Global warming could eventually make half the Earth's population centers too hot to handle
A study looking at global warming in terms of heat stress on humans, which also has application to other mammals, like pets and livestock, says half the world’s population centers could become dangerously hot within the next few centuries if the warming trend continues.
The study, published in the Proceedings of the National Academy of Sciences, says the so-called “wet-bulb temperature,” an index factoring in heat and humidity, could begin exceeding 35 degrees Celsius, 95 degrees Fahrenheit, for extended periods. The 35-degree threshold is the point at which the ambient temperature tends to induce “hyperthermia”—overheating—in humans and other mammals.
Even with modest warming, this could expose large fractions of the population to unprecedented heat stress and with severe warming it would become intolerable, potentially dwarfing other impacts from global warming, the study concludes. The results stem from climate simulations done by Purdue Professor Matthew Huber on supercomputers operated by ITaP.
“It changes the nature of the game,” Huber, an earth and atmospheric sciences professor, says of the study he did with colleague Steve Sherwood at the University of New South Wales in Australia. “We’re playing a different game than people have assumed. Most people think we’re playing a game of roulette with unfortunate but not catastrophic impacts if we are unlucky.

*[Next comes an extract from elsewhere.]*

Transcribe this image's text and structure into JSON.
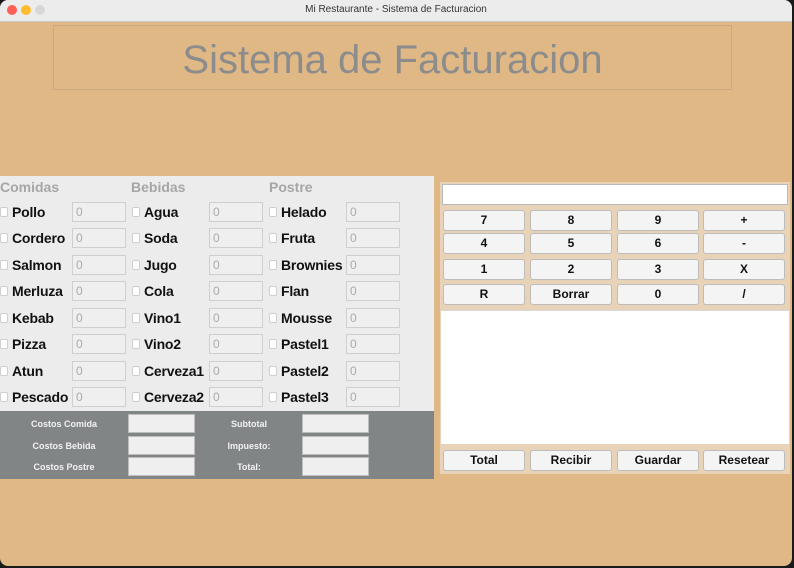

Our study indicates that the risks involved are more akin to Russian roulette and we don’t know how many chambers have rounds in them.”

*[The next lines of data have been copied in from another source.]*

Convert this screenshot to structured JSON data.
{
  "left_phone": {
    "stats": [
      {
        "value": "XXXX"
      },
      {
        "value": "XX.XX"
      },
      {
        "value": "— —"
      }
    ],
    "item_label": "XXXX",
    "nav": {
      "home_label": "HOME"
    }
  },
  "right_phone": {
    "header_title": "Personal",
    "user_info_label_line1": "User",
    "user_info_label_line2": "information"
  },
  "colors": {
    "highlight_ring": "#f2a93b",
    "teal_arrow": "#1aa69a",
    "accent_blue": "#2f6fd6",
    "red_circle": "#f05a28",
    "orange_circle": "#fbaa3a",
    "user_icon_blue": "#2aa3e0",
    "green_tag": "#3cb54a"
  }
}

Writer: Greg Kline, Information Technology at Purdue (ITaP), 765-494-8167, firstname.lastname@example.org